  11. Shenzhen – A film studio for real estate advertisements [2017]
    Real estate advertisements project dreams and fantasies of ideal living, at the same time promising the assurance of the customer’s investment and all kinds of accomplishments. The film studio stages a glamorous living room, clean and pale. These ‘living spaces’ are built with fragile plywood sheets only for filming illusions, appearing flimsy and ghostly. Today in China, urban spaces are haunted by fantasies of modern life, which are offered by the government, urban planning, and real estate to altogether fabricate contemporary fairy tales of living.

  12. Urban Villages
    Urban villages in big cities like Shenzhen or Guangzhou are the last reminders of the rural within the urban. The buildings in these villages are also called ‘handshake-buildings’, because of the narrow distance between them. Outside the village is the glittering, modern metropolis with high-rises, banks, and shopping malls. The urban villages are on the verge of disappearing, and many of them are being torn down, but the villagers refuse to move out. Red flags on their building mark that they are still living there. The ground is shaking from the destruction, roads and connections disappear. A performative scene in staging the disappearance.

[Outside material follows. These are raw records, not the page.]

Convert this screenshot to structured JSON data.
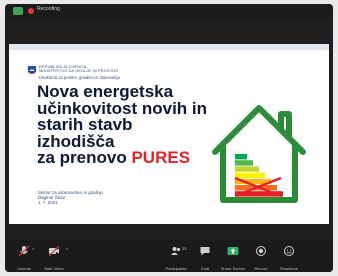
{
  "top_bar": {
    "recording_label": "Recording"
  },
  "slide": {
    "ministry": [
      "REPUBLIKA SLOVENIJA",
      "MINISTRSTVO ZA OKOLJE IN PROSTOR"
    ],
    "directorate": "Direktorat za prostor, graditev in stanovanja",
    "title_lines": [
      "Nova energetska",
      "učinkovitost novih in",
      "starih stavb",
      "izhodišča"
    ],
    "title_last_prefix": "za prenovo ",
    "title_accent": "PURES",
    "sector": "Sektor za ostanovnitvo in gradnjo",
    "author": "Dagmar Šetar",
    "date": "1. 7. 2021"
  },
  "energy_labels": {
    "colors": [
      "#00a651",
      "#50b848",
      "#bfd730",
      "#fff200",
      "#fdb913",
      "#f37021",
      "#ed1c24"
    ],
    "house_color": "#2e8b3a",
    "cross_color": "#e0262b"
  },
  "controls": {
    "items": [
      {
        "label": "Unmute",
        "icon": "microphone-icon"
      },
      {
        "label": "Start Video",
        "icon": "video-camera-icon"
      },
      {
        "label": "Participants",
        "icon": "participants-icon",
        "count": "23"
      },
      {
        "label": "Chat",
        "icon": "chat-icon"
      },
      {
        "label": "Share Screen",
        "icon": "share-screen-icon"
      },
      {
        "label": "Record",
        "icon": "record-icon"
      },
      {
        "label": "Reactions",
        "icon": "reactions-icon"
      }
    ]
  },
  "colors": {
    "share_accent": "#2fb36a",
    "title_accent": "#e0262b",
    "title_text": "#0d1a33"
  }
}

New towns on the coast of Shandong Province (6)


Beijing, searching God-an (1)

Charles, the owner of Swallow hotel (7)









See the  References

For performative acts please scroll over the map

Casting of a construction worker (11)

Ghost Hits Wall, 2021 (2)

Jinan, Performing Exhaustion (5)

We will always have Paris, 2020 (9)